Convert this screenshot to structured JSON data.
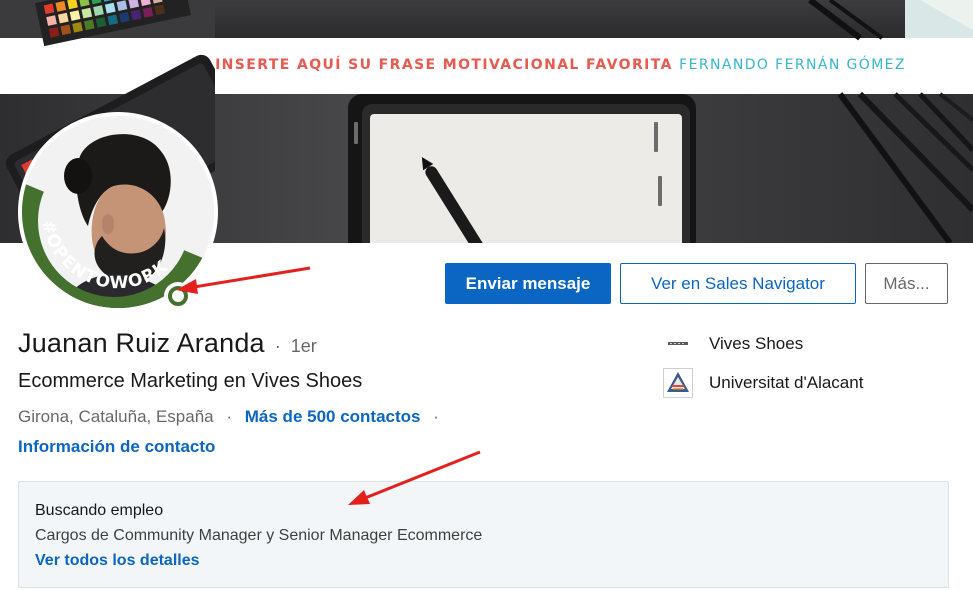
{
  "banner": {
    "quote_main": "INSERTE AQUÍ SU FRASE MOTIVACIONAL FAVORITA",
    "quote_author": "FERNANDO FERNÁN  GÓMEZ",
    "accent_red": "#e8594f",
    "accent_teal": "#35b5cf"
  },
  "avatar": {
    "badge_text": "#OPENTOWORK",
    "badge_color": "#44712e",
    "status_icon": "open-to-work-ring-icon"
  },
  "actions": {
    "message_label": "Enviar mensaje",
    "sales_navigator_label": "Ver en Sales Navigator",
    "more_label": "Más..."
  },
  "profile": {
    "name": "Juanan Ruiz Aranda",
    "separator": "·",
    "degree": "1er",
    "headline": "Ecommerce Marketing en Vives Shoes",
    "location": "Girona, Cataluña, España",
    "location_separator": "·",
    "connections": "Más de 500 contactos",
    "trailing_separator": "·",
    "contact_info": "Información de contacto"
  },
  "right_column": {
    "company": {
      "label": "Vives Shoes",
      "icon": "company-logo-icon"
    },
    "school": {
      "label": "Universitat d'Alacant",
      "icon": "university-logo-icon"
    }
  },
  "open_to_work": {
    "title": "Buscando empleo",
    "description": "Cargos de Community Manager y Senior Manager Ecommerce",
    "details_link": "Ver todos los detalles"
  },
  "colors": {
    "brand_blue": "#0a66c2",
    "annotation_red": "#e3211c"
  }
}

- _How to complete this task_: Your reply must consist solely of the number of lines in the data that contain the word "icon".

- _Problem solution_: 3